We’re honoring our high school seniors this Sunday. I know it seems early, but a lot of schools have graduations in May and by June many of them are already gone on trips or camps or whatever. So although it may seem early to recognize graduating seniors, it’s actually good to do it early rather than miss the window of opportunity.
One thing about recognizing seniors before graduations occur is that this allows the church to support them through the transition, not just as a sign of accomplishment, but to recognize that this is a significant milestone and they are going through a lot. It’s a big step. Doing this in May means not only that we bless them to mark the transition, but that we can bless them in the transition as well.
One of the hardest things about honoring the seniors is finding a date that will work for all of them. At St. John’s, I thought we had this all figured out and then two schools changed their prom date from Friday night to Saturday. I had one mom tell me that her daughter had prom the night before and an AP test the next day and she wouldn’t be coming to church for the senior recognition. I kept telling her I think it would be important for her daughter to come but she finally said no, but thanked me for my persistence! I think it’s too bad she can’t come because one thing the church can do is recognize who youth are as people, not just talk about their accomplishments or achievements. In all the other places where graduation is honored, they tend not to talk about the person, just what they have done or what they are going to do next.

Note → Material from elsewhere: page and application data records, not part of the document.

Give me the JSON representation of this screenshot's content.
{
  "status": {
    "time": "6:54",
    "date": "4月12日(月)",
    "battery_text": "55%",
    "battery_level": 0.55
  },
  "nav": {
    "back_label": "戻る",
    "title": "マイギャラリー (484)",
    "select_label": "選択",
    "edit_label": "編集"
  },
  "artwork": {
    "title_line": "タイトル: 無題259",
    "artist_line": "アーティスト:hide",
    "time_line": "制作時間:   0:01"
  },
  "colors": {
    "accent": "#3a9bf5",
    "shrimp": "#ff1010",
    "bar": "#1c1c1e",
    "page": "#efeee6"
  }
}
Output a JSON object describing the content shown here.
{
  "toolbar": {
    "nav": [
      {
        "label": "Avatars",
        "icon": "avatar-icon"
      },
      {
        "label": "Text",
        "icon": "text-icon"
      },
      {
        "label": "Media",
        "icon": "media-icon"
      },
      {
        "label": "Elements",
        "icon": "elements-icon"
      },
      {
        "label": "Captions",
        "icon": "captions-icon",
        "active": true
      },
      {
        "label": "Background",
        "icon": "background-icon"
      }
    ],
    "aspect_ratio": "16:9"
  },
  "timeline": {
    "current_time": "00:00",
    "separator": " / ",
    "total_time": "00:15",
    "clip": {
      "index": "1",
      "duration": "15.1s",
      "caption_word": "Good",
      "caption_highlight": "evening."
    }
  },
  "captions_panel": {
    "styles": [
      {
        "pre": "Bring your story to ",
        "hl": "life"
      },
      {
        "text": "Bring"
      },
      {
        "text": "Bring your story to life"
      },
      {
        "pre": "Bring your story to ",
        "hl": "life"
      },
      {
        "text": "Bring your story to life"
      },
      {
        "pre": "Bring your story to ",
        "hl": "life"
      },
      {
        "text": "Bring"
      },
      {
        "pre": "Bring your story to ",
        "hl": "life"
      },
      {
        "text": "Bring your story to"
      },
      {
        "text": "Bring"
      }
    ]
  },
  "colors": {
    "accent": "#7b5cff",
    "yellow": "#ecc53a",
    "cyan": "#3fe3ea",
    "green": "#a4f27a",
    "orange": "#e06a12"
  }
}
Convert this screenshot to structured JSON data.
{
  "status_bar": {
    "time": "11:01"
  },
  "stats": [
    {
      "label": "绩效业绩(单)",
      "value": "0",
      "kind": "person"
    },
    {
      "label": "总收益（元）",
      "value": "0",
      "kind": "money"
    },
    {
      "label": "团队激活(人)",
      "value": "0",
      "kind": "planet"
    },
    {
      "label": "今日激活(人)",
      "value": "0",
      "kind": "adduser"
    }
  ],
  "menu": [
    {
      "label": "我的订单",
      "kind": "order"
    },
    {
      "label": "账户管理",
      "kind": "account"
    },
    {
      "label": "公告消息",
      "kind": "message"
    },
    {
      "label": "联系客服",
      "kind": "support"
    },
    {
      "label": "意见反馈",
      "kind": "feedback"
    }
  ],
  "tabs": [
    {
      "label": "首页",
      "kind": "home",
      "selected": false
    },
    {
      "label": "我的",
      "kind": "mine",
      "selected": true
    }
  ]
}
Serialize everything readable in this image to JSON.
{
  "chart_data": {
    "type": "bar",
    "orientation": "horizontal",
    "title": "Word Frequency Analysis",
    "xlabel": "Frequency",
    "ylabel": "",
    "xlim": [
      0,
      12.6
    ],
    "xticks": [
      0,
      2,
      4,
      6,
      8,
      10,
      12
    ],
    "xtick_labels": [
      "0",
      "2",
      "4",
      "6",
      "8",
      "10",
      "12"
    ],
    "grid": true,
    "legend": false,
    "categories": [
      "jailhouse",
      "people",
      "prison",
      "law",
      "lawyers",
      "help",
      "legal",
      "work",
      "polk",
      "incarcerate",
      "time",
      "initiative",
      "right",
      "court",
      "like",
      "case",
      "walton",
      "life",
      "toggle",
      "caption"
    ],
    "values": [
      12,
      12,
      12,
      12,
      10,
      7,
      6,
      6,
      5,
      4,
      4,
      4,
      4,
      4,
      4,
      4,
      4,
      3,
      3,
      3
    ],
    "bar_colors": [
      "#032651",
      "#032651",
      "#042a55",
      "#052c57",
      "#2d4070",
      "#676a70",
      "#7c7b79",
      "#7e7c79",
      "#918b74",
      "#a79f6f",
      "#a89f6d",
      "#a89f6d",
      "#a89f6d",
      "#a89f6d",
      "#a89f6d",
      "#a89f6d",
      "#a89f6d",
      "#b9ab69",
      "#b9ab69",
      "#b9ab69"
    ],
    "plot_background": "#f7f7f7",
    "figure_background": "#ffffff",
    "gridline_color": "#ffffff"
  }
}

What we do is invite the youth forward at the Sunday service and share a bit about each person and what they will be doing next. In the past few years, each year I’ve noticed more and more youth doing something other than a four-year college, and I think it’s really important to share all of the things youth are doing, and that all of them are an important next step. Not everyone is going to Sarah Lawrence or UCLA. When you say that out loud, that these kids that people in the congregation know and love and respect are working to earn money for school or going to a junior college or taking a gap year, it gives everyone in the congregation a chance to see that their worth and value is not dependent on their achievement, or their child’s achievement. It’s really good for parents in the congregation especially to hear about something other than comparisons with those who are doing “better.”
I create photo boards for each of the seniors (this was a photo board done for me for the reception at CDSP). I use a full-sized poster board and create a collage of photos from their lives to show how they’ve been a part of this community, but you can use a smaller sheet if that works for you. I have an advantage because I’ve gotten to see them through all of their lives. I know a lot of people who work with youth don’t have that, but you can also talk to parents to get pictures of their kids. I usually ask for a baby photo, baptism photo, and confirmation photo, but I also usually have a ton of pictures that I’ve taken at church events over the years.
Some people also do a PowerPoint presentation for the church, with a walk down memory lane for the whole group. I think that’s great, and I think it’s important that it be shared with the whole church, not just in youth group. I don’t want that false separation of “youth” and “church.”
I give them the book “Oh, the Places You’ll Go” by Dr. Seuss. There’s apparently a version of that book now that allows people to write in memories and names at the end. I priced them and they were too expensive for us, but you might want to consider that option. The reason I use this book is to remind them they’re not leaving their childhood; it’s something that they take with them as they enter adulthood. God is not expecting them to be all grown up. Instead, Jesus asks them to be like a little child, and those childlike qualities are important to us as adults.
One person asked me, “Why wouldn’t you give them a study bible or a cross key chain for their college dorm room?” My answer is, “Because they’re probably not going to use it.” This year I’m giving them temporary tattoos as well. I usually try to give them something festive and celebratory, like poppers or bubbles, because this really is a time and rite of passage to celebrate.
The religion part comes in my personal card to each kid. I don’t quote Scripture per se, but I talk about why their faith is important in the future. Many of them have never been to any other church so one thing that’s important to tell them is that there is faith beyond this church building. I tell them “You can find it anywhere, though you may have to shop around. Don’t walk away from it.” I tell them, Feel free to explore, and don’t think you can only find faith at St. John’s. There’s a lot of other churches, a lot of other faith communities. Find people and do something for other people. Don’t spend your college years focused on your grades. Put your faith into action. I get that you don’t want to get up Sunday mornings, but find a way to put your faith into action.
The role of the church of your childhood really has a lasting impression and may stick with youth more than you know. At the Youth Ministry Day celebration a couple of weeks ago, one of my former students came up to me and asked, “Do you still give people ‘Oh, The Places You’ll Go’?” When I said yes we do, he told me that now he reads that book to his own children. I asked if it was the book we had given him, and he said it was. It was a great reminder that even small gifts can have a lasting impact on the lives of young people – and the children that follow them.
[Image of photo board (c) 2013 Sarah C. Jones (http://sarahcjones.com). Used by permission.]